    Do we need another book about Waterloo? If they are like this we most certainly do. This book is different because of the primary source material researched to create it. The usual story is not trotted out without a fresh critical analysis. Within the book one chapter stands above all others for me and that is chapter 8. The movements of 1st Corps is a tale of mismanagement and confusion and has been a source of conjecture for all who study Quatre Bras. Paul Dawson makes, as clear as possible, the events of the day carefully weighing the evidence for the ultimate actions of the key players. He makes the confusion clear while bewailing the fact that verbal exchanges which could have played an important part on the day are lost to history. This is a book for the Waterloo 'aficionado' written in a way which is easily accessible to the general reader. I highly recommend this book and at the time of writing look forward to, the soon to be published, Paul Dawson's 'Waterloo. The Truth at Last'.
    Frontline Books. Pen & Sword Books Ltd., 2017
  • The Forgotten War against Napoleon

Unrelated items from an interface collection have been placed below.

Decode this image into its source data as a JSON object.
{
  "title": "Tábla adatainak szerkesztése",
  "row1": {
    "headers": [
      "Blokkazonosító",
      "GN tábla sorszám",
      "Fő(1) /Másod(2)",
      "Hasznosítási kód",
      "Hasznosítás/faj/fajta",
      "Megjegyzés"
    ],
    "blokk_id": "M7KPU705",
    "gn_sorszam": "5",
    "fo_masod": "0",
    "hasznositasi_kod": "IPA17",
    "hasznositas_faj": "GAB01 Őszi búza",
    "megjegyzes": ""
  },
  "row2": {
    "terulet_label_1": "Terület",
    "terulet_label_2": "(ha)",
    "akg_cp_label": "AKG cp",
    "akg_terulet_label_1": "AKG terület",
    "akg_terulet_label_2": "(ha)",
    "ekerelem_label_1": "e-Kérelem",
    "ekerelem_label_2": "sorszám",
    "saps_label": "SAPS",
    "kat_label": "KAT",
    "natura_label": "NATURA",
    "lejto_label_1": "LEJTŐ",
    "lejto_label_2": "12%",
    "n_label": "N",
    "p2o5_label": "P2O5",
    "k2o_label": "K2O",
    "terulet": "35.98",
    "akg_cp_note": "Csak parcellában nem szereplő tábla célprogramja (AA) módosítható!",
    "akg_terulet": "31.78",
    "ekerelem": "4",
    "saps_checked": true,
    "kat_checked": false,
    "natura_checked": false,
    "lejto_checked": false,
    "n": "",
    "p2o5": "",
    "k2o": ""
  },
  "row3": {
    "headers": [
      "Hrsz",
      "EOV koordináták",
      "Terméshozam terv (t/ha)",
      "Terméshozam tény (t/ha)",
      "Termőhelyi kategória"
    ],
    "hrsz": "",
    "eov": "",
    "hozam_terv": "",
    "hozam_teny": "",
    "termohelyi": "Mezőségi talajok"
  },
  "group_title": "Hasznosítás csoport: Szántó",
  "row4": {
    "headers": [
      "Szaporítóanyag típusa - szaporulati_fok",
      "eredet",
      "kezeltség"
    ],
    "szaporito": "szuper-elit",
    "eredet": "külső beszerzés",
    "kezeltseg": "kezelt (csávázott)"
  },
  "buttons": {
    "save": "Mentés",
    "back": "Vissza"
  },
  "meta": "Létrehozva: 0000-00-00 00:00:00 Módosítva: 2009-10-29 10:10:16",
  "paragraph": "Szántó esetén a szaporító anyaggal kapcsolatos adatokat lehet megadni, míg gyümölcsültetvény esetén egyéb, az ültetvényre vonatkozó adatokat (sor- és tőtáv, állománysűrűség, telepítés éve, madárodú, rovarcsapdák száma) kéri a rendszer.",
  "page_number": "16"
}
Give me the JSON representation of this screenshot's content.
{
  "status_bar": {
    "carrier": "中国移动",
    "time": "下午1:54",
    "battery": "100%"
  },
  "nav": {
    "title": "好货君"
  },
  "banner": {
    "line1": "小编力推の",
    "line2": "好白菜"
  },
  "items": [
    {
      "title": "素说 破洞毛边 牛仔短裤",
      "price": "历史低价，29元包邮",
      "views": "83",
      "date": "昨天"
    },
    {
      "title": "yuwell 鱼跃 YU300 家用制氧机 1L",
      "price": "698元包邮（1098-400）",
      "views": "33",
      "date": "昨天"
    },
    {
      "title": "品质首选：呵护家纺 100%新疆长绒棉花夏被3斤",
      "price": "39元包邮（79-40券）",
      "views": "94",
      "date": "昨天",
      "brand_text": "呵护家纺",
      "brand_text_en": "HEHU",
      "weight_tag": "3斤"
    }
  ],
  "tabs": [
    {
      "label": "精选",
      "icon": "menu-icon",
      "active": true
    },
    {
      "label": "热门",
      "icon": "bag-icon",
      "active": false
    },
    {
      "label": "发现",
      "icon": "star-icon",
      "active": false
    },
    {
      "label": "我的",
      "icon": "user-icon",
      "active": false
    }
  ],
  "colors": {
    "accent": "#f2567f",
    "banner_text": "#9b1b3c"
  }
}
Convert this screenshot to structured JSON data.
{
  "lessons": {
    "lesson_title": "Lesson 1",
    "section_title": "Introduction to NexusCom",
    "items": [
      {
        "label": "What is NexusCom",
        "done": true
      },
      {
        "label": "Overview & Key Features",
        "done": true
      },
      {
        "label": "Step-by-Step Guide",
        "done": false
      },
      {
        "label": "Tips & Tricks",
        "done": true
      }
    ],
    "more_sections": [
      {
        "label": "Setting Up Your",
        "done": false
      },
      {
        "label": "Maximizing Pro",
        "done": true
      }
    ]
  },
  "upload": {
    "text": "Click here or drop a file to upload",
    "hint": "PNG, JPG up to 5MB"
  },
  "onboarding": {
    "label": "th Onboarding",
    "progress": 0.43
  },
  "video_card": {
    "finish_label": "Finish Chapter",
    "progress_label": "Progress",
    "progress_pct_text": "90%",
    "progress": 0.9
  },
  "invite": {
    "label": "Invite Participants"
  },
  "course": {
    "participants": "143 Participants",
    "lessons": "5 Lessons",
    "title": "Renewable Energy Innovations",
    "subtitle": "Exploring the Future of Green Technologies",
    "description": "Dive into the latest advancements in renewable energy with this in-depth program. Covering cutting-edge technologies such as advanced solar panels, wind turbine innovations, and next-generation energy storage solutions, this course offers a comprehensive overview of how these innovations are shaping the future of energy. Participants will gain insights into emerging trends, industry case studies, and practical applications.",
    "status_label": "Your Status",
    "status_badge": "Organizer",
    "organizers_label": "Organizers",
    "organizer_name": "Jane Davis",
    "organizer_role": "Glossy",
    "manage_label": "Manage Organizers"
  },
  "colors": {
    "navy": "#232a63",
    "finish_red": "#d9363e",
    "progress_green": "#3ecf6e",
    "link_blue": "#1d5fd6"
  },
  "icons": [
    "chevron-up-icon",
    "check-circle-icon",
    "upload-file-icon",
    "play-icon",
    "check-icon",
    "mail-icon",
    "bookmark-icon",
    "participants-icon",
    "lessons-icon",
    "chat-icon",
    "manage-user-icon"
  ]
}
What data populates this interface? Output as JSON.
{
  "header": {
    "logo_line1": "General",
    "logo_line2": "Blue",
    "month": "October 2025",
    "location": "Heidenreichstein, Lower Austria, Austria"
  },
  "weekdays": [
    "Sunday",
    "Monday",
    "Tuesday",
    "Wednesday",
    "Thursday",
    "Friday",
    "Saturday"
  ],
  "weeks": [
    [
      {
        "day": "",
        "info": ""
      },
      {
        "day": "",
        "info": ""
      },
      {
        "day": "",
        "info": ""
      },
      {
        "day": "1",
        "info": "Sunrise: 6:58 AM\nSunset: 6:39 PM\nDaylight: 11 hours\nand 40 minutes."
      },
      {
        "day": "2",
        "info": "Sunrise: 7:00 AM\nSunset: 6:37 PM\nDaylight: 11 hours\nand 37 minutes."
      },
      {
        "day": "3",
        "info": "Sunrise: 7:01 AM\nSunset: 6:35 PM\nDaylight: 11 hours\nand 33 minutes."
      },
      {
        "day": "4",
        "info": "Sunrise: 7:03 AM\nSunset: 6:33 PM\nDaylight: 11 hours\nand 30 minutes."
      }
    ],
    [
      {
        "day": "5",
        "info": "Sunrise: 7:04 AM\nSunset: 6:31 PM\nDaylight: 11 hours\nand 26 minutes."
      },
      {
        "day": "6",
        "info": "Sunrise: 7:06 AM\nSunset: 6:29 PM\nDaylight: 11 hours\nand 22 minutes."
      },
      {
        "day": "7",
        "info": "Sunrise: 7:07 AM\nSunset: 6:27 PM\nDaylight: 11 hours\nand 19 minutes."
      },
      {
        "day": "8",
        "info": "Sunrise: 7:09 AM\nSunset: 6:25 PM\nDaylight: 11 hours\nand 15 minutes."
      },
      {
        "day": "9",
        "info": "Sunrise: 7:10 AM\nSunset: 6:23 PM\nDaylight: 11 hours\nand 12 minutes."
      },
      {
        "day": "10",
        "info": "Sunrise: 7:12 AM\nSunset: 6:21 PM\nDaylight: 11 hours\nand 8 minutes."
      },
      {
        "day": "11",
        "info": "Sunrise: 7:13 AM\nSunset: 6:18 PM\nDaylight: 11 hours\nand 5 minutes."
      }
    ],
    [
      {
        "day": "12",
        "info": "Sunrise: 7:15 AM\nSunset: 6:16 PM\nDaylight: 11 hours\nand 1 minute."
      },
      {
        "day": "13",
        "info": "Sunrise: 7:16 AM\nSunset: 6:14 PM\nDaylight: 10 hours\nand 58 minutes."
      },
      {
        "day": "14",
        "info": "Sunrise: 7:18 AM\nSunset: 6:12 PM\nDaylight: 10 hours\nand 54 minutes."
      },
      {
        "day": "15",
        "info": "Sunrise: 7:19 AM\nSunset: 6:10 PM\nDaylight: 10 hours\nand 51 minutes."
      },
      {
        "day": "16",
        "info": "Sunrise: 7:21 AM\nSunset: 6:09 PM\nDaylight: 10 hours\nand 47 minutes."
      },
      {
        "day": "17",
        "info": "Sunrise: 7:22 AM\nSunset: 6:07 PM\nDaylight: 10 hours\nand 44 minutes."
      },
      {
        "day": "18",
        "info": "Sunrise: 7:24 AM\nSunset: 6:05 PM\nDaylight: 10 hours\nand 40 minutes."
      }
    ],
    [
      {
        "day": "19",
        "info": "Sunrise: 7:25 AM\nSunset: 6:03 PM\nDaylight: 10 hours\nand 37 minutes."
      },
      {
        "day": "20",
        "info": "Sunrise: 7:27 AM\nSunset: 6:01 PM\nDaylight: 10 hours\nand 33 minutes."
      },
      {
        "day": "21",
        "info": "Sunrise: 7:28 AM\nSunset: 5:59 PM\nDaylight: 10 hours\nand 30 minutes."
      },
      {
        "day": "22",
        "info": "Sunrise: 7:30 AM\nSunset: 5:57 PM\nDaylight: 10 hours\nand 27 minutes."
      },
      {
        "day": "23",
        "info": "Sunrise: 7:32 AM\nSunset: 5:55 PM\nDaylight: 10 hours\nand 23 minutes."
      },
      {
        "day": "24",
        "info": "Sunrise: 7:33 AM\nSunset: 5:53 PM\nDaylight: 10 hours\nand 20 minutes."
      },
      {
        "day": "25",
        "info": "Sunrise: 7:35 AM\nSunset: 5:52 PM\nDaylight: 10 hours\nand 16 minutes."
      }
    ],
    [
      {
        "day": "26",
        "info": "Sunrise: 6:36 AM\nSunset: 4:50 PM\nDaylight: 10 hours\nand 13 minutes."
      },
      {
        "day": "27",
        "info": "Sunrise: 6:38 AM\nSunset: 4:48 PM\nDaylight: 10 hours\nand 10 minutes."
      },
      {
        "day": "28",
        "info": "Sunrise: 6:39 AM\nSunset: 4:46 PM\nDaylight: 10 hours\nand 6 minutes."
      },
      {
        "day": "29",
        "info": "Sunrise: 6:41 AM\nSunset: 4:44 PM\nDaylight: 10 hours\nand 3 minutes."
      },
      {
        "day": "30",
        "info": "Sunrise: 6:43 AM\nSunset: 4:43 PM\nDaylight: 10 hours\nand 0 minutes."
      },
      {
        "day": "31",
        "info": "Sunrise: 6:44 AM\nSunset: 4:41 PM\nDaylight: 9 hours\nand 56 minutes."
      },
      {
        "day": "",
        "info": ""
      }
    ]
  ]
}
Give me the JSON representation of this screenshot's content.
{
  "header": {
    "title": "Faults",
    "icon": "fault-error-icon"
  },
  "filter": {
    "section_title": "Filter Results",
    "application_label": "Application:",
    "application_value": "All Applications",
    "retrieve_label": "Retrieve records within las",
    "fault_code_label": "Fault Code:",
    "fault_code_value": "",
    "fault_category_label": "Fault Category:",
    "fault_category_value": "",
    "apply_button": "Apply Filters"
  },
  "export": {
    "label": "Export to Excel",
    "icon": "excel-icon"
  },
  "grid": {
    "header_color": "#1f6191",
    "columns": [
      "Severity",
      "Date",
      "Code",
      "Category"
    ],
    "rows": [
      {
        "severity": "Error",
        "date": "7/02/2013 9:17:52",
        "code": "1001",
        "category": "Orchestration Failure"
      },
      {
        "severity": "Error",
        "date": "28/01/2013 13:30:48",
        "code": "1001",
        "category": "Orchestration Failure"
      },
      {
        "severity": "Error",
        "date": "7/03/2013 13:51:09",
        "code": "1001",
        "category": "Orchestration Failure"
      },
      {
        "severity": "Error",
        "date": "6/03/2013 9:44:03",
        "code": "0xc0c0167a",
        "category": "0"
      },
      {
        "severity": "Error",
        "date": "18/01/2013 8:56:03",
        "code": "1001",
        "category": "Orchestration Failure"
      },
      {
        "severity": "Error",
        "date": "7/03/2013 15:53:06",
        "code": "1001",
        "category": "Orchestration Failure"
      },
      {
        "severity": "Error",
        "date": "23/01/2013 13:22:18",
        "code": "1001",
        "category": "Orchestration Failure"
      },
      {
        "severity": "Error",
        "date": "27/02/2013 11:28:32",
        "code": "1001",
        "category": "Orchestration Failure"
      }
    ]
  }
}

    Gareth Glover
    Initially I was confused. I'm not sure what I expected but it wasn't this. It didn't seem like a Gareth Glover, a writer I admire immensely. It is about conflicts around the Mediterranean which I knew of and were in no way forgotten. The chapters were short and pithy, with a wealth of footnotes. However once I got into the swing of the book, and it does swing along, I found I was greatly enjoying it. In effect it became a Gareth Glover. It is written in a most readable style with loads of well researched information. The book has 56 chapters, the shortest only one page long, 16 illustrations, all contemporary with the events, and 33 maps. For me the true value of this book is that it connects events which are most usually only studied in isolation. What the author has demonstrated is the inter-connection between seeming disparate events. The connection coming about because they are on or of the Mediterranean. When I finished this book I was sorry it wasn't longer. It is a tour de force and reminded me of areas which I now want to revisit and to read more about in greater detail. It is an excellent overview. The only thing wrong with it is the title.
    Pen & Sword Military. Pen & Sword \Books \Ltd., 2017
  • Man of War

    Anthony Sullivan
    Having very recently read about the development of the supply system for the Baltic fleet [see Transformation of British Naval Strategy review on this site] I developed an interest in the career of Admiral Saumarez. Quite fortuitously I found Anthony Sullivan's new book on the life of the man himself. The book covers the whole of his life and, as one would expect from the title, gives a lot of information about his naval career. The ships he served on, the ships he commanded, the squadrons and fleets he eventually led, as well as the actions he was in are all there. Saumarez did not fight in the battle of Trafalgar and, to the authors credit, that battle gets only a paragraph in passing. The author has done his research and does not need to pad out the narrative. The book is without illustrations but has a sufficient number of maps and battle plans to support the text. Saumarez was a remarkable fighter, a true naval hero, a family man and a man of his time who was not free of some minor blemishes this I know from reading this excellent book.
    Frontline Books. Pen & Sword Books Ltd., 2017
  • The Transformation of British Naval Strategy

    James Davey
    This is a book aimed more at the specialist rather than the general browser. Having said that it is written in an easy flowing style which makes the subject matter easy to understand. The subject of the book, sub-titled 'seapower and supply in Northern Europe 1808 to 1812' is the logistical problem of keeping a substantial fleet supplied with all its needs far from any base. The story is one of the evolution and development of systems which brought together the different branches of the supply chain to become a very efficient 'machine'. The end user, Admiral Saumarez's fleet, contributed greatly, in terms of the feed back, to the vast improvements made. The text is supported by very few illustrations and maps but with a wealth of tables and graphs. A book not to missed by students of Napoleonic naval warfare. I warmly recommend a fascinatingly good read.
    The Boydell Press, 2012